That weekend was also our last weekend with Thomas and Inga before they flew back to Germany. We had some really fun times with them while they were here and it was wonderful to see them again and create more memories! Thanks you guys! We’ve already decided another reunion meetup will take place sometime in 2023. Stay tuned. 

Alison and I both love to adventure and have new experiences. But during the “normal” week, we also both love our routines. Settling into Term 2 at school had its challenges. For one, the amount of time we spend in the classroom each week took a little getting used to (not to mention the planning/grading that comes with it). The first year at a new school is always a challenge as you’re constantly learning (and attempting) to keep your own self afloat in all the new chaos. But in Term 2, we found our mojo. Alison stayed consistent with her increasing extreme athletics. During a weekend in November, Alison ran one of the wildest races of her athletic career! It was a 55k trail run where competitors run up one of the volcanoes here in Bali (Mount Batur), then around the lake at its base, up another mountain on the other side, then complete the loop of the lake only to run up Mount Batur again before finishing! Seriously, my girl’s insane. But she’s also an absolute animal and was the second place female finisher!! We’re very proud! It’s worth noting that out of the 54 total competitors for this event, only 23 met all the various cut-off times and finished. Wow! You’re a rock star Li’l Bug! It’s been a busy season for Alison as she’s also completed a few other events as well including a 100k L’Etape (Tour de France) cycling event and trail run up Mount Agung (Bali’s highest peak). She’s also been an avid member of a local running group. No one knows where she finds all her energy. It’s a mystery that rivals the Shroud of Turin or the Bermuda Triangle.

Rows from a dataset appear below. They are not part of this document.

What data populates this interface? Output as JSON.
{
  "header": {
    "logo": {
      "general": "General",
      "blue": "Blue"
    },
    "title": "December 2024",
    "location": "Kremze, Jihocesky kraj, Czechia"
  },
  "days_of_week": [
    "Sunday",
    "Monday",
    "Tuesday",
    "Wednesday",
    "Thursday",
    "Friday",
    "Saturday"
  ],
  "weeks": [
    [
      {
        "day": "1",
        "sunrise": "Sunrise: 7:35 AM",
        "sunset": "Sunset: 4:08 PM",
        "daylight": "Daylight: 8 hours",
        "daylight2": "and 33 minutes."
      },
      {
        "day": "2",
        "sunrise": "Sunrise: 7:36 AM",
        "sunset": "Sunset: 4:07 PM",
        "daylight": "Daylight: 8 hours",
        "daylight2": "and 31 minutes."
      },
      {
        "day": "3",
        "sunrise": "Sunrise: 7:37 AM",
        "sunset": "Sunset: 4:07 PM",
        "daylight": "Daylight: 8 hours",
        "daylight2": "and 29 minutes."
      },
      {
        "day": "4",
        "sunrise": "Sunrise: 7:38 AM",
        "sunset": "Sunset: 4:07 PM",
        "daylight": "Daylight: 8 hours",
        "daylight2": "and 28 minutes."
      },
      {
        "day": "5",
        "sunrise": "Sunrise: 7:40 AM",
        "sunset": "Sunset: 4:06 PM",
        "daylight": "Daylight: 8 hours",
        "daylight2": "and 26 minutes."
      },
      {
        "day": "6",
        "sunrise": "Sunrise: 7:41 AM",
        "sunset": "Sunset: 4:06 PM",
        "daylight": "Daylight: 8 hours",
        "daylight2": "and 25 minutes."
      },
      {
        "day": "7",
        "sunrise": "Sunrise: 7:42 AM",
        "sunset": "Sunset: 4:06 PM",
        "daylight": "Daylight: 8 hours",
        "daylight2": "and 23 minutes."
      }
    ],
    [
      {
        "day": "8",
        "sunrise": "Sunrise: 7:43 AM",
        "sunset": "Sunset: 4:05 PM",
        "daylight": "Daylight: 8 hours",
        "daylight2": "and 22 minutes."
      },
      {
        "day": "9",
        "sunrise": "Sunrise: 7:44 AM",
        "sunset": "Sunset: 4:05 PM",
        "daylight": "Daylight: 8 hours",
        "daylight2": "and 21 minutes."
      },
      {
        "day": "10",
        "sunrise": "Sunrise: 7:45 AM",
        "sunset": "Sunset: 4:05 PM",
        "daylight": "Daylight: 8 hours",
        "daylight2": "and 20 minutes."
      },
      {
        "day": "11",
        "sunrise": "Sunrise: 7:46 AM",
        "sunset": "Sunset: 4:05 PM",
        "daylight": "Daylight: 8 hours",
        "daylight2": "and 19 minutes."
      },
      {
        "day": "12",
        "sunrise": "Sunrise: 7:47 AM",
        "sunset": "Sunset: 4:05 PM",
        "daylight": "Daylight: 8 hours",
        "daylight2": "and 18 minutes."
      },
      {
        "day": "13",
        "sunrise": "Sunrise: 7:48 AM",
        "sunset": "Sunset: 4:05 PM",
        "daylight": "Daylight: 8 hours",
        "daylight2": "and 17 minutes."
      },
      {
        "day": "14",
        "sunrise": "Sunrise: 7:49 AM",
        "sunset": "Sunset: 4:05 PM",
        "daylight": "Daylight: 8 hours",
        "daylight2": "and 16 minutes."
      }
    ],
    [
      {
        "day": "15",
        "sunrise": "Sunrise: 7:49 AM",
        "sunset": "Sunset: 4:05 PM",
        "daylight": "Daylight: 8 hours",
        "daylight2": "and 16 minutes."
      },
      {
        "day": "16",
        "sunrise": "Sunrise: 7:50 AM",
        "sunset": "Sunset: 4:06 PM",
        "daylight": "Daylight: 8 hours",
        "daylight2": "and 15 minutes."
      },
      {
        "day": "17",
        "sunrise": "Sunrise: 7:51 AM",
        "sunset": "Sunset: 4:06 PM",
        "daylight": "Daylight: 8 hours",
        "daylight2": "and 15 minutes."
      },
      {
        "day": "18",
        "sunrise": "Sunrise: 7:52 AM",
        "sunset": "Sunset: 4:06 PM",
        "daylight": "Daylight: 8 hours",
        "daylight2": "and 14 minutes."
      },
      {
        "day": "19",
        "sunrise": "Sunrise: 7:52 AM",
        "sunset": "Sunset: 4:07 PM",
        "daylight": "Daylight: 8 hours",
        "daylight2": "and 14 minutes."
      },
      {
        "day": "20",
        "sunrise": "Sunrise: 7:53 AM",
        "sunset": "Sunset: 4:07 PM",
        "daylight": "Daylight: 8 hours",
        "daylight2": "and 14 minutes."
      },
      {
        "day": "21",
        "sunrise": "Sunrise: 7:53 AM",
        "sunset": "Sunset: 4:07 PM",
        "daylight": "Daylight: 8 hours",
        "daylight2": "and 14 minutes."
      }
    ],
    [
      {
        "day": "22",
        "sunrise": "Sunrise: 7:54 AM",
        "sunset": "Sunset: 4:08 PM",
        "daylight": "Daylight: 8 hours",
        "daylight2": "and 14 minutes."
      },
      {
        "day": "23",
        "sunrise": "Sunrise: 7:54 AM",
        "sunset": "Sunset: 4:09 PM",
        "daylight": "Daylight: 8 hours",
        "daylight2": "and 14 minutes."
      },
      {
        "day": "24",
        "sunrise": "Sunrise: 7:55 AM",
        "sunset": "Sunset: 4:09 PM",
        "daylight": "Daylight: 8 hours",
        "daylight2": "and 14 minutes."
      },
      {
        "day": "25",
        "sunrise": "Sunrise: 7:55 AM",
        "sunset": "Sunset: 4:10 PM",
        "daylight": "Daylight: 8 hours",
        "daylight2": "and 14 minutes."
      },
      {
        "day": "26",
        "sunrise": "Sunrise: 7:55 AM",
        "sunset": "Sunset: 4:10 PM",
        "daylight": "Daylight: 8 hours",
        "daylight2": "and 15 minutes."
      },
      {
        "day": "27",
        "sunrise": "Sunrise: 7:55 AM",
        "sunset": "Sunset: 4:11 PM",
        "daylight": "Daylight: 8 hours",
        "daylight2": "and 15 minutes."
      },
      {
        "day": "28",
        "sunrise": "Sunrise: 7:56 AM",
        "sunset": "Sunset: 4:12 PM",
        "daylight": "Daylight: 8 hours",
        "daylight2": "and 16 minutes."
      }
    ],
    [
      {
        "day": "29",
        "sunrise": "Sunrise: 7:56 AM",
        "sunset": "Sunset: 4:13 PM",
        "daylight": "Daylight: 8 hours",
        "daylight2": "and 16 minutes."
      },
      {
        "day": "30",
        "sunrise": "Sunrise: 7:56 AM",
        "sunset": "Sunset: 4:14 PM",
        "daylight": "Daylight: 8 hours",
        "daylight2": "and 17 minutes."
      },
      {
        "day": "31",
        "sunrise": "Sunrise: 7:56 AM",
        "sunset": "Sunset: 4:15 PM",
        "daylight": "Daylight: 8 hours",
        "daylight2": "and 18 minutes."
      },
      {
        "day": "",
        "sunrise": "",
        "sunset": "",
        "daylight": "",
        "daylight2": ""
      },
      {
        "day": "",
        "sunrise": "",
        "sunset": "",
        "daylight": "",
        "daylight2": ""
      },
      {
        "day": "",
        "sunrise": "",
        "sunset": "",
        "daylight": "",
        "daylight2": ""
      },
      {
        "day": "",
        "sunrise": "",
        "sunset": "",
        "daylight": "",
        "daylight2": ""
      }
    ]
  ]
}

Not to be outdone, I’ve also been doing my share of cycling and running (though I can never make myself quite enjoy running; audiobooks certainly help but only so much). Many of you may know that for most of my life I’ve practiced martial arts. I started when I was a kid right up through my mid-twenties; even owning a school of my own for 4 years before getting into teaching. But I’ve been on a bit of a hiatus. I had a great instructor while we lived in China and tried to find my place in Bulgaria but things/COVID didn’t really work out. Here in Bali, there is no shortage of things to do and try. I recently started Brazilian Jiu-Jitsu and have really enjoyed it. It’s terribly difficult and mentally taxing but I suppose I like it that way. More progress to come.

In early December, Alison and I celebrated our anniversary at a very chilled out, off the beaten path kind of place not too far from our home in Canggu. It was quiet, comfy, and even a bit swanky. We had a lovely time and thought it could be a place to keep in mind if we ever need to just get away for a day or two. The food was incredible, the beach was practically empty, and the sound of cars and scooters was nowhere to be found. It was idyllic. We might have to make it a tradition while we’re here! 

Term 2 wrapped up and we found ourselves preparing for our much needed holiday break. A scuba diving trip to the nearby Gili Islands. More on that later. 

We wish you all well and hope you are all happy, healthy, and doing the things you love. 

Peace and Love,

Grant & Alison